_Requirement_
The full set of entries should be repeated without a single change.

Dataset rows describing interfaces
++++++++++
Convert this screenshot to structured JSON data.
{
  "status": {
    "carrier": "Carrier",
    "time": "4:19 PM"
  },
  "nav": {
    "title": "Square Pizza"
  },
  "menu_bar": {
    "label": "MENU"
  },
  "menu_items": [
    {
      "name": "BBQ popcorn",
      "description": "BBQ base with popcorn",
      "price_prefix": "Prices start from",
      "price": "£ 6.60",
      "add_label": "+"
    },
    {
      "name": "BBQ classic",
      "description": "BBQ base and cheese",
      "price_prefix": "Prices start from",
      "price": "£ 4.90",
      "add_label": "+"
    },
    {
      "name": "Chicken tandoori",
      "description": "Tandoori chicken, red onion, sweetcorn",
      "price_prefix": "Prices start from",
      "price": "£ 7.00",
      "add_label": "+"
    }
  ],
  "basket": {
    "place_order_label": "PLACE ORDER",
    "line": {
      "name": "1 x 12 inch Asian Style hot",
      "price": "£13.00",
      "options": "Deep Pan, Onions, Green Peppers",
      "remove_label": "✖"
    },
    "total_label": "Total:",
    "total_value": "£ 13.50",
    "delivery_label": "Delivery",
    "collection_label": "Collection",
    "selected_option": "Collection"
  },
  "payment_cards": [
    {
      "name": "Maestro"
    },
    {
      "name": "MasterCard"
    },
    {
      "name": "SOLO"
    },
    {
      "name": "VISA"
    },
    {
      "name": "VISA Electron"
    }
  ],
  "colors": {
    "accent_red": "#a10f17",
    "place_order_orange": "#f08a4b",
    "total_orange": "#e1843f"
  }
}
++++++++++
_Written response_
Convert this screenshot to structured JSON data.
{
  "status": {
    "carrier": "Carrier",
    "time": "4:19 PM"
  },
  "nav": {
    "title": "Square Pizza"
  },
  "menu_bar": {
    "label": "MENU"
  },
  "menu_items": [
    {
      "name": "BBQ popcorn",
      "description": "BBQ base with popcorn",
      "price_prefix": "Prices start from",
      "price": "£ 6.60",
      "add_label": "+"
    },
    {
      "name": "BBQ classic",
      "description": "BBQ base and cheese",
      "price_prefix": "Prices start from",
      "price": "£ 4.90",
      "add_label": "+"
    },
    {
      "name": "Chicken tandoori",
      "description": "Tandoori chicken, red onion, sweetcorn",
      "price_prefix": "Prices start from",
      "price": "£ 7.00",
      "add_label": "+"
    }
  ],
  "basket": {
    "place_order_label": "PLACE ORDER",
    "line": {
      "name": "1 x 12 inch Asian Style hot",
      "price": "£13.00",
      "options": "Deep Pan, Onions, Green Peppers",
      "remove_label": "✖"
    },
    "total_label": "Total:",
    "total_value": "£ 13.50",
    "delivery_label": "Delivery",
    "collection_label": "Collection",
    "selected_option": "Collection"
  },
  "payment_cards": [
    {
      "name": "Maestro"
    },
    {
      "name": "MasterCard"
    },
    {
      "name": "SOLO"
    },
    {
      "name": "VISA"
    },
    {
      "name": "VISA Electron"
    }
  ],
  "colors": {
    "accent_red": "#a10f17",
    "place_order_orange": "#f08a4b",
    "total_orange": "#e1843f"
  }
}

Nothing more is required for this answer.